Free access

Erin G. Wilkerson, Richard S. Gates, Sérgio Zolnier, Sharon T. Kester, and Robert L. Geneve

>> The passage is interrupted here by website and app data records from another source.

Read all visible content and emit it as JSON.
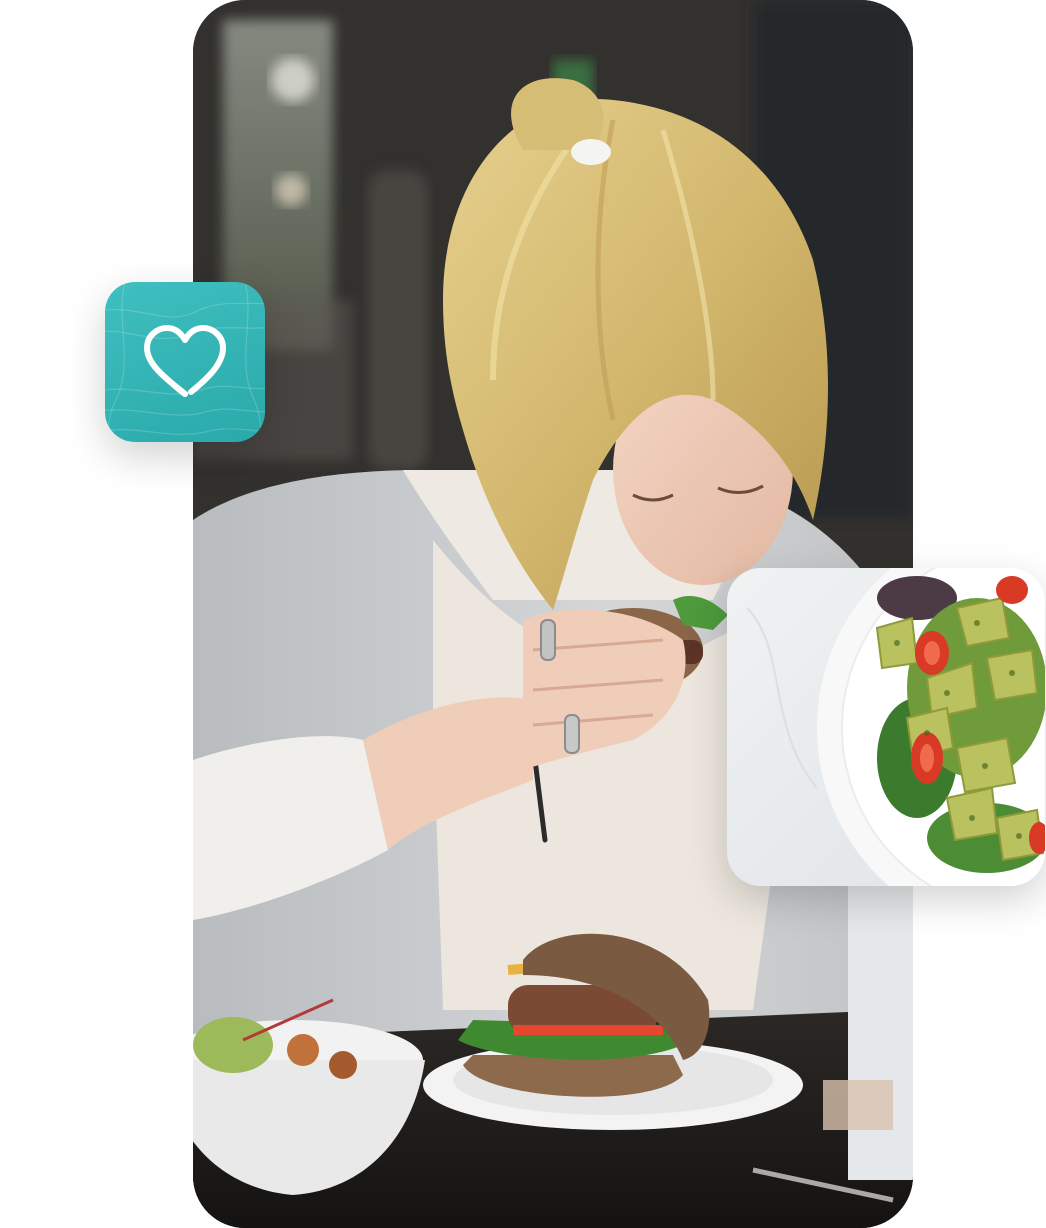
{
  "scene": {
    "main_photo": {
      "subject": "woman-eating-burger"
    },
    "side_photo": {
      "subject": "pasta-salad-bowl"
    },
    "app_icon": {
      "icon": "heart-icon",
      "background": "#2fb3b4"
    }
  },
  "colors": {
    "teal": "#2fb3b4",
    "hair": "#d9c07a",
    "sweater": "#c9cbcd",
    "collar": "#eeeae3",
    "table": "#1f1d1b"
  }
}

Rooting stage, transpiration capacity, and relative water content were measured in cuttings every 5 days for 25 days. Cell divisions in phloem parenchyma were evident between 5 and 10 days after sticking, organized subcuticular root primordia were present between 10 and 12 days, and roots emerged between 12 and 15 days. Transpiration was measured in poinsettia (Euphorbia pulcherrima Willd. ex Klotzsch `Freedom Dark Red') cuttings under light or dark conditions at increasing vapor pressure deficit (VPDair) levels during different stages of rooting. Transpiration capacity did not increase until roots emerged on the cuttings. Light had a significant impact on transpiration rates only after roots emerged. Light was more significant than VPDair for determining actual transpiration. Between visible rooting (15 days) and 25 days, increase in total root length was linear (r 2 = 0.92) and significantly correlated with transpiration (r 2 = 0.98). Transpiration capacity increased after visible rooting, but did not significantly increase under non-misted conditions until cuttings were well-rooted and had a total root length >50 cm (18 days after sticking). Relative water content measured before and after entering the transpiration chamber confirmed that cuttings were only able to take enough water from the medium to continue sustained transpiration after 18 days. A cutting coefficient was developed from transpiration data to modify the misting interval for dynamic controlled misting. Greenhouse studies showed a 55% or greater reduction in water use with dynamic control compared to constant static or stepped down static control. Rooting performance was unaffected by misting interval. Foliar nutrition was significantly reduced in all cuttings after 7 days in the mist bench, but changes in foliar elemental content were not correlated with misting interval.